SUPPLIED DATA Start Marker
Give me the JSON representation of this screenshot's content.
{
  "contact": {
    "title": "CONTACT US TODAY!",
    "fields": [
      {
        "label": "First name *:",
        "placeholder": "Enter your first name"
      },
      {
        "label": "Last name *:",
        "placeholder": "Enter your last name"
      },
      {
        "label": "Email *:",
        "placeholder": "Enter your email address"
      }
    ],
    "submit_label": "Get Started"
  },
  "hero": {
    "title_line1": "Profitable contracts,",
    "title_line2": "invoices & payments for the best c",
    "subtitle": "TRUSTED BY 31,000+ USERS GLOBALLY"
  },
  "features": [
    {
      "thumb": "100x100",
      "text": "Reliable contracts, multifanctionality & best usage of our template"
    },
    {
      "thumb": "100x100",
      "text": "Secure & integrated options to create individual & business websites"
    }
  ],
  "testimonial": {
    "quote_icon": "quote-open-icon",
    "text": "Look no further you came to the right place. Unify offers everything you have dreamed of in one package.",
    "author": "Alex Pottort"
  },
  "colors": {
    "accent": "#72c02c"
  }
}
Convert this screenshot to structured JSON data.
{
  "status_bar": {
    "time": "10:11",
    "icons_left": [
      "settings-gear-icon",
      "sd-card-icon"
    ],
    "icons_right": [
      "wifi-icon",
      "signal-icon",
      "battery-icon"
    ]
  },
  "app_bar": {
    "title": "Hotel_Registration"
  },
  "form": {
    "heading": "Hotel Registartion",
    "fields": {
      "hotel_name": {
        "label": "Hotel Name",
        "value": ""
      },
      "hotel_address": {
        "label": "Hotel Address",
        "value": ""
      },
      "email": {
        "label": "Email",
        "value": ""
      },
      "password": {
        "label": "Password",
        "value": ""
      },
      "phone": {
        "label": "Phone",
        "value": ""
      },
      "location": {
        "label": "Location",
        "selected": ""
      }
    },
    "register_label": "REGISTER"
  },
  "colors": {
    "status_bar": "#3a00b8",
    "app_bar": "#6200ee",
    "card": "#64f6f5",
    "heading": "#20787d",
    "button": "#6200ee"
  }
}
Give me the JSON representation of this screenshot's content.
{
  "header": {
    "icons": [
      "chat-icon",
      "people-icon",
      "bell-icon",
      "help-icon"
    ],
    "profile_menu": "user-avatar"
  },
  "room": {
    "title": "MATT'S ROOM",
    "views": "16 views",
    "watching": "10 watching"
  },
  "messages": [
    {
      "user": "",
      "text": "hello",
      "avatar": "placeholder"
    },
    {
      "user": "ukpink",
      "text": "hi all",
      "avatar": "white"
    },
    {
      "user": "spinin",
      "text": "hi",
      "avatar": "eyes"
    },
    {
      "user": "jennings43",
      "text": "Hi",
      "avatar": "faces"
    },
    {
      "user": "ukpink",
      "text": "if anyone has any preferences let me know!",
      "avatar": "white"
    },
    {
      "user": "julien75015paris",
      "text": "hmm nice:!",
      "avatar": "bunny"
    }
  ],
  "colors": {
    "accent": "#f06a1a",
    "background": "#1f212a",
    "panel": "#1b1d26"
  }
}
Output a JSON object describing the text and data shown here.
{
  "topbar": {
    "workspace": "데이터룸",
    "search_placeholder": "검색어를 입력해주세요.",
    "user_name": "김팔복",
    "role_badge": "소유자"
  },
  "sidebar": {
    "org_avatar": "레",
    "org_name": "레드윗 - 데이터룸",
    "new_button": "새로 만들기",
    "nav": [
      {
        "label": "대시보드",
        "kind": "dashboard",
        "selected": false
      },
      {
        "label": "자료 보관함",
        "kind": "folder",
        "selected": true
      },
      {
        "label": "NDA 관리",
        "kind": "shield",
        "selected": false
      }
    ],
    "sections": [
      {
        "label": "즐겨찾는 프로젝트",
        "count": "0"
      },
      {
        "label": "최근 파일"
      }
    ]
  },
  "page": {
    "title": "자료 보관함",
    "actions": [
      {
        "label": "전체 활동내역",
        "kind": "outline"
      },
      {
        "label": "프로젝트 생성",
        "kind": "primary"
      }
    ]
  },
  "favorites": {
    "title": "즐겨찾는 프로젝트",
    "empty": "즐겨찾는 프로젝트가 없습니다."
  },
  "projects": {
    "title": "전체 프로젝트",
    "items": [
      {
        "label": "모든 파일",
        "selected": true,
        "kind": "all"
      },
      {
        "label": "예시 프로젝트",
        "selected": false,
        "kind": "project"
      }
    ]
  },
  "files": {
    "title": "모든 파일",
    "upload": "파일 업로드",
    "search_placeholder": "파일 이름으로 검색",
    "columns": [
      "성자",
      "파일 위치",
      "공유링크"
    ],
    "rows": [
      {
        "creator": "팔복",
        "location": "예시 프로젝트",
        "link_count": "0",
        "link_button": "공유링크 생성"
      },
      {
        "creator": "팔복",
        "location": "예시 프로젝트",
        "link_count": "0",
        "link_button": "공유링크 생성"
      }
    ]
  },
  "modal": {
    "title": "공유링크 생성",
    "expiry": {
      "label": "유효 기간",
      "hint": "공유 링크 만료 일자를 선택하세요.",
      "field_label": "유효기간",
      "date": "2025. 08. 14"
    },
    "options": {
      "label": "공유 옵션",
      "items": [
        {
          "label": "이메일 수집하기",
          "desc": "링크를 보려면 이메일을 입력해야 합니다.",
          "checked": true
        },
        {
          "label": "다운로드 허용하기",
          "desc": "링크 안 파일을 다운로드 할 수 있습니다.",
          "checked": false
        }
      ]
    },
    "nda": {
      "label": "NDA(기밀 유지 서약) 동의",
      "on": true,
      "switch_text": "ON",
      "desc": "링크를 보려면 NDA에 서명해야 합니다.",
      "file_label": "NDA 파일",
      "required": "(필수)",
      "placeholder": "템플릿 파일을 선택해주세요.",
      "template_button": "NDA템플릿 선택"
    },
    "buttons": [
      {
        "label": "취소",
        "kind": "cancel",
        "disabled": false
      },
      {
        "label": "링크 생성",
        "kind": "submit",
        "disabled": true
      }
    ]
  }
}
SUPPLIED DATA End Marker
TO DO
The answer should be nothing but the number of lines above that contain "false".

RESULT OF THE TASK
5